For different companies, some variations in scheduling make more sense than others. Killer Visual Strategies, for example, bills by the hour as a design firm and needed to keep employees on a 40-hour schedule, but decided to change to four 10-hour days. Balliett says that in the past, her employees would come in energetic on Mondays, but their productivity would decline through the week; now, with three days off, they’re able to get more work done. Some employees have Mondays off, and others have Fridays off, so clients can always reach someone. During the current crisis, some employees are now also taking turns covering for one worker who needed to temporarily move to half-time hours to fit in childcare for a toddler who would normally be at preschool.

advertisement

As economic damage grows, a four-day workweek might help some companies survive, says Andrew Barnes, the CEO of Perpetual Guardian. “Many businesses are considering or implementing reduced hours and reducing pay as well,” he says. “The methodology of the four-day week trial is to have a safe, renewed focus on productivity. The process eliminates much of the unproductive busyness whilst reinforcing trust between employers and employees. Businesses who do this will have a better chance of surviving this temporary crisis and maintaining employment for their people.”

Still some companies may be unwilling to break away from the traditional mold. “We’re about to see a negative economic impact across the board, in my opinion,” says Balliett. “I think those companies are going to be very happy to get back to business as usual.
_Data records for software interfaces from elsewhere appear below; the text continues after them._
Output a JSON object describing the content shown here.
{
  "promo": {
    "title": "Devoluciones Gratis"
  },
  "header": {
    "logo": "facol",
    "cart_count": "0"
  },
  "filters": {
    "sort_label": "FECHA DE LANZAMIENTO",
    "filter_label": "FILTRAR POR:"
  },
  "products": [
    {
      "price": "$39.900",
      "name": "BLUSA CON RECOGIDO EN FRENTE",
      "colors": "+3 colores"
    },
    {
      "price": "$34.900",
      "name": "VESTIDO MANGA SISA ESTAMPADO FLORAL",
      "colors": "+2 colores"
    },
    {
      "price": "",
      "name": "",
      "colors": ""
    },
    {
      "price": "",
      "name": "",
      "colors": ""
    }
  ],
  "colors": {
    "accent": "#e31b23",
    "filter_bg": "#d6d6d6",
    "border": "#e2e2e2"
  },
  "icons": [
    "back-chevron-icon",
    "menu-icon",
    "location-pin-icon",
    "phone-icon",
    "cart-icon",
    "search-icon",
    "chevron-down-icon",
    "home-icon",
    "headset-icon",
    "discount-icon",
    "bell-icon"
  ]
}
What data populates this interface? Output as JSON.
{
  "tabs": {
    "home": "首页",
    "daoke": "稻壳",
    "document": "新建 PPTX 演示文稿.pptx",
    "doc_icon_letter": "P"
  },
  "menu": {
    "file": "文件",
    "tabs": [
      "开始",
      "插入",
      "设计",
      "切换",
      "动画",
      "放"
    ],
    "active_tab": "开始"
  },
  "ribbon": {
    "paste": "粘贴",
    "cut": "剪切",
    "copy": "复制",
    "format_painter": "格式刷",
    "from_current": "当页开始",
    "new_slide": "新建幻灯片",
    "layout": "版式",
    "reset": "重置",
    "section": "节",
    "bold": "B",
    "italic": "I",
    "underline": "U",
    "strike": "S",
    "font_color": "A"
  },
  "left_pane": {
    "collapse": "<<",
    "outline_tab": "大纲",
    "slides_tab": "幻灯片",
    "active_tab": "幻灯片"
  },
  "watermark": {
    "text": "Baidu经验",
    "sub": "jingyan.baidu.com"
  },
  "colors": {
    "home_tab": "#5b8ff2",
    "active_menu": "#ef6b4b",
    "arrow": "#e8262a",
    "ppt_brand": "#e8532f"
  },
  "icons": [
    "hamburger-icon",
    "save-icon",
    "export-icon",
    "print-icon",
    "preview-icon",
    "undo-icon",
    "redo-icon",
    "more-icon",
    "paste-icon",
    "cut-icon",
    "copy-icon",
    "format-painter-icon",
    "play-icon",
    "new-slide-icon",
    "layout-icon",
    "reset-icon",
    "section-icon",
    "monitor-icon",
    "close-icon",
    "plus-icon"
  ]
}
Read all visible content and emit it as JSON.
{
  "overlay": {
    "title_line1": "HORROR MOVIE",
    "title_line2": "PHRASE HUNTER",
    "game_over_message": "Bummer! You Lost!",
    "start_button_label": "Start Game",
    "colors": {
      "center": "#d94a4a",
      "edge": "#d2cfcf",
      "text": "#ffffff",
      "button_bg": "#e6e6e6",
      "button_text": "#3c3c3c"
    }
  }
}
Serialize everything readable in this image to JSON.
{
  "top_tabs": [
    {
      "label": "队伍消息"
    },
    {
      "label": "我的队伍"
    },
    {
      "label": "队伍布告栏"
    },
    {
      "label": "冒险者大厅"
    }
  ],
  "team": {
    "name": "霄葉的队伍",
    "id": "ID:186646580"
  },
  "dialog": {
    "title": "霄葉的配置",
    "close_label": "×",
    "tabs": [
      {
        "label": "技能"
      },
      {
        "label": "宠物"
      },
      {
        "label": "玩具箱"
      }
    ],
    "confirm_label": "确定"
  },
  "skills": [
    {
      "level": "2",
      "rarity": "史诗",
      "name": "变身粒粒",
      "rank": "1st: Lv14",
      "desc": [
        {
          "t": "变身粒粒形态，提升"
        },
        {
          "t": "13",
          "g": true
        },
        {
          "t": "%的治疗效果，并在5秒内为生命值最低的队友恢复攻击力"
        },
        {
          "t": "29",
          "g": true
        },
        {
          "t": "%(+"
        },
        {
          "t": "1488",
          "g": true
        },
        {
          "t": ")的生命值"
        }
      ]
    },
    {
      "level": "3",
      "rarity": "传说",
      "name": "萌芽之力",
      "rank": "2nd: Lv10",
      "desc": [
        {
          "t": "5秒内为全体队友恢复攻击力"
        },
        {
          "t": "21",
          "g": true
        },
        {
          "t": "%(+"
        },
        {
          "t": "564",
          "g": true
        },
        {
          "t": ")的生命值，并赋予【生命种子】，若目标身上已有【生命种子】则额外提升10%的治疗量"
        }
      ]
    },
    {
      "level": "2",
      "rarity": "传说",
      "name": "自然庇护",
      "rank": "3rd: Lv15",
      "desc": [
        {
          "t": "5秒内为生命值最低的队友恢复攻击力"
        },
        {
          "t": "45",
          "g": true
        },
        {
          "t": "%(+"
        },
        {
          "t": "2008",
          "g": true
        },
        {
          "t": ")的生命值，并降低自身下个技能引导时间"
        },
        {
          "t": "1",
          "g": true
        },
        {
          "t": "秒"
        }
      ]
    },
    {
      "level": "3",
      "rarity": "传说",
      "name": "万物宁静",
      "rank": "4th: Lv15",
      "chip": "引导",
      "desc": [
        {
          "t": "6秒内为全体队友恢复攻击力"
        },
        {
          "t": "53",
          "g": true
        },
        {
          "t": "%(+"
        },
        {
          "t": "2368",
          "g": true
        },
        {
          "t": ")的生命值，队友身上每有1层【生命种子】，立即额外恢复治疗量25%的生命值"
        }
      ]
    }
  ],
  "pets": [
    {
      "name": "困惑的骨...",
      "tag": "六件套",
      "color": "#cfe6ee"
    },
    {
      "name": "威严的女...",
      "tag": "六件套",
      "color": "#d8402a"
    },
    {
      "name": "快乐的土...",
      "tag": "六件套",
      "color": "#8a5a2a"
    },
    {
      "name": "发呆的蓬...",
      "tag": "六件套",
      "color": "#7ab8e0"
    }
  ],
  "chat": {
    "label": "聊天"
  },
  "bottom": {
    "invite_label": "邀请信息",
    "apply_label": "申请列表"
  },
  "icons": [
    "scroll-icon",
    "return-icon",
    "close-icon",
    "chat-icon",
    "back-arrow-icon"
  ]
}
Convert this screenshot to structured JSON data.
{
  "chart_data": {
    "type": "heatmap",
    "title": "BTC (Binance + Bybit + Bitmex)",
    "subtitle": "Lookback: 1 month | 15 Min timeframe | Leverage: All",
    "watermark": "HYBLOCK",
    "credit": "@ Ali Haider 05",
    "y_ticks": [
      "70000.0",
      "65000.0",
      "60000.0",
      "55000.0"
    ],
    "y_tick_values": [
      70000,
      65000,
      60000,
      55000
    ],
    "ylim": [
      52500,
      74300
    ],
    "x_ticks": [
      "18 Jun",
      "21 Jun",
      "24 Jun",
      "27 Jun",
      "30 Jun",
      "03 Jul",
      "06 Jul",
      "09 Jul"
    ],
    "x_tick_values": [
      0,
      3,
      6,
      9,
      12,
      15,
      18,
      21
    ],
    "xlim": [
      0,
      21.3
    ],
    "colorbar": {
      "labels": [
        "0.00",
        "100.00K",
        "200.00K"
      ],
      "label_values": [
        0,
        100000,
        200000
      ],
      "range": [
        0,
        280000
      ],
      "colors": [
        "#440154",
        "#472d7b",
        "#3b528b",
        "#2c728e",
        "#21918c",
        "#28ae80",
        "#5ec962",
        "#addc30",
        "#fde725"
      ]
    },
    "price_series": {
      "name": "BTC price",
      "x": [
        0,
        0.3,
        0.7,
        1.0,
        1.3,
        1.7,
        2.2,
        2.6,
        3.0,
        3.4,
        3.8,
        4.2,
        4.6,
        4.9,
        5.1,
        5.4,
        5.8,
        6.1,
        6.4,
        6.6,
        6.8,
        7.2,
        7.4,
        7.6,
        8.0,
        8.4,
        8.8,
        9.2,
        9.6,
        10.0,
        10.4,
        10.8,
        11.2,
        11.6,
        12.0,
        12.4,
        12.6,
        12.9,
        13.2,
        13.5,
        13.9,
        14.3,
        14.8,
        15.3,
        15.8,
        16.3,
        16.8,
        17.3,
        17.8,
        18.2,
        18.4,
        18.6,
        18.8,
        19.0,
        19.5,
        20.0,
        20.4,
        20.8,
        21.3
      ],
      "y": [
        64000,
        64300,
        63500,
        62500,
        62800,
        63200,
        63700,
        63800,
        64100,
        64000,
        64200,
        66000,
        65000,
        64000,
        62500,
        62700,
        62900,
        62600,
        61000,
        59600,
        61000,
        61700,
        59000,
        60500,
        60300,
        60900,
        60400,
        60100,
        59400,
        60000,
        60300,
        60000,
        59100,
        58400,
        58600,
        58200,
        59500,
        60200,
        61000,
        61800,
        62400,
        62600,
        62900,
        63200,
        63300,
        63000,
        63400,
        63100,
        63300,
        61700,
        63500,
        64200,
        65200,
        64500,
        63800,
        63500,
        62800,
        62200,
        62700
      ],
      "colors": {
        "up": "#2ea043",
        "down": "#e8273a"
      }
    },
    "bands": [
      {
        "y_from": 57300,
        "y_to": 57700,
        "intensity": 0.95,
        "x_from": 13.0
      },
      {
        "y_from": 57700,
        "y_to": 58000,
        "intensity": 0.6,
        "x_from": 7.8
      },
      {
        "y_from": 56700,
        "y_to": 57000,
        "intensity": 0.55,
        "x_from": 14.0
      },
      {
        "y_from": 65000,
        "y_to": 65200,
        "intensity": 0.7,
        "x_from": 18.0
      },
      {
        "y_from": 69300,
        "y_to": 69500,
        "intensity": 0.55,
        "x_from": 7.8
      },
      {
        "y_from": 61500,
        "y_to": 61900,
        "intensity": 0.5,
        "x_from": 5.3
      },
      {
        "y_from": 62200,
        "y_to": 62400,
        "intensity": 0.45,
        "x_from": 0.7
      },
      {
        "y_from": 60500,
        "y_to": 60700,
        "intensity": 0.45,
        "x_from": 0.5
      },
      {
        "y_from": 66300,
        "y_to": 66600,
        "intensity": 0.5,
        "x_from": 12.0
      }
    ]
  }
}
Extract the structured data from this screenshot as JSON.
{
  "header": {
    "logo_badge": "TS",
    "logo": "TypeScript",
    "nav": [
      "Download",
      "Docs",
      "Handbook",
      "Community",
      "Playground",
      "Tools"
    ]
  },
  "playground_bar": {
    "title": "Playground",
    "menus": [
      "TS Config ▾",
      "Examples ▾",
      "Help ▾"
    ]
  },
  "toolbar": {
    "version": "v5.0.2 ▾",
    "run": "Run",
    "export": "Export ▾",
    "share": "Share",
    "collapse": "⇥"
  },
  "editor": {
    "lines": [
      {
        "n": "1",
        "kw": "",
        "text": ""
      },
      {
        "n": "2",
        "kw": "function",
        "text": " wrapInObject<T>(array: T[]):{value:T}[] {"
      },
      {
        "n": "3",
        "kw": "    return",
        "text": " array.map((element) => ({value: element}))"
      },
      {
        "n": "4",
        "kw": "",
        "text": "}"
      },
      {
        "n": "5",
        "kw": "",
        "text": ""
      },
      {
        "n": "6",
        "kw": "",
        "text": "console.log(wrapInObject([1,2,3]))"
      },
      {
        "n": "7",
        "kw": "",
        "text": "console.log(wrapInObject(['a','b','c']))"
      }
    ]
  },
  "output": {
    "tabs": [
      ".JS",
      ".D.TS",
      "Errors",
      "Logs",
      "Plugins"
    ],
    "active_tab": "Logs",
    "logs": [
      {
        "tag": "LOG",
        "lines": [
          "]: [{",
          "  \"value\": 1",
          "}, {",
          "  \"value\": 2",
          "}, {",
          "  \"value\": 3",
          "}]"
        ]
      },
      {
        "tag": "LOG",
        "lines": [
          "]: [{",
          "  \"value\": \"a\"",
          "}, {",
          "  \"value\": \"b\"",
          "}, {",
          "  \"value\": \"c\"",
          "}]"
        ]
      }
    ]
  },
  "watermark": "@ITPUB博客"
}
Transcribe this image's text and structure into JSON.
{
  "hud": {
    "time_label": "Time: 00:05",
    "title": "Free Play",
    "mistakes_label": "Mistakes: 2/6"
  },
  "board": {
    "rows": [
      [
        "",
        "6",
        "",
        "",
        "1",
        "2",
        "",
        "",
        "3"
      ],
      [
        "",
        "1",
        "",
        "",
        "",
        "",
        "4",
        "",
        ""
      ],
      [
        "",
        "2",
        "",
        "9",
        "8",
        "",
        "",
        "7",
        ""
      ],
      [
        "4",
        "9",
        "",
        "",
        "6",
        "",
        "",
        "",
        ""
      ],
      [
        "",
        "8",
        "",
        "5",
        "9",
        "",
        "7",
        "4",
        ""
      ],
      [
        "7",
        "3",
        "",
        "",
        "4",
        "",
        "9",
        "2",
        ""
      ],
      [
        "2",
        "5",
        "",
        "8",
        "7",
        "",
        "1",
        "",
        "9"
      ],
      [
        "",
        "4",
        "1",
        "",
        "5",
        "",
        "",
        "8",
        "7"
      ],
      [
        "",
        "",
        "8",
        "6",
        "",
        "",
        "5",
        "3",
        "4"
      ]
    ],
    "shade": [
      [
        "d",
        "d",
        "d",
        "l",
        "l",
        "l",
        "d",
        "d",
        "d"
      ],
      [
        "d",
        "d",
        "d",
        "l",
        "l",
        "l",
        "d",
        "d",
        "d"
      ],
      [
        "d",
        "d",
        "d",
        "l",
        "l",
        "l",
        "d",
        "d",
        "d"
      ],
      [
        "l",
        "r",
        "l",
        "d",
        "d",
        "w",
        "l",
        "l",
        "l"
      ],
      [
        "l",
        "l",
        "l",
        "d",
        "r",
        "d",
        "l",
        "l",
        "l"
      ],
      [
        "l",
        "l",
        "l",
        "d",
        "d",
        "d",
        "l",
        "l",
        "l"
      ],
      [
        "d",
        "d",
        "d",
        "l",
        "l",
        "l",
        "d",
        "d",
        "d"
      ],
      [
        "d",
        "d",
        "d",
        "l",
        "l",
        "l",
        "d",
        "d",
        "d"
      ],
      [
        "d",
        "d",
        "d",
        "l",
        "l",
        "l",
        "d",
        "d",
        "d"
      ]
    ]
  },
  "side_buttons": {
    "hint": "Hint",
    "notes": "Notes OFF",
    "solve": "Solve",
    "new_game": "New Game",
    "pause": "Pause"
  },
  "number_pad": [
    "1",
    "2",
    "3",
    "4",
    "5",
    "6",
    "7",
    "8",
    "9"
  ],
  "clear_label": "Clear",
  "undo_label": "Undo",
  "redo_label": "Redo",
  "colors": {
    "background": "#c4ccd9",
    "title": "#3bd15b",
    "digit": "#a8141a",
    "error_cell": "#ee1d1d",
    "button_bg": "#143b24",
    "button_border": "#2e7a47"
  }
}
And I think that as they’re trying to make sense of the economic impact, they might blame lack of productivity from working from home.”

But Barnes believes that this period of remote work will lead to longer-term changes. “The coronavirus crisis, which is enforcing the use of remote working and ways of engaging, will demonstrate to many businesses that employees can be trusted to deliver productivity without being in the workplace,” he says. “This is an essential building block to how we have a reduced-hours workplace once this trouble has blown over.”

advertisement
advertisement

About the author

Adele Peters is a staff writer at Fast Company who focuses on solutions to some of the world's largest problems, from climate change to homelessness. Previously, she worked with GOOD, BioLite, and the Sustainable Products and Solutions program at UC Berkeley, and contributed to the second edition of the bestselling book "Worldchanging: A User's Guide for the 21st Century."

More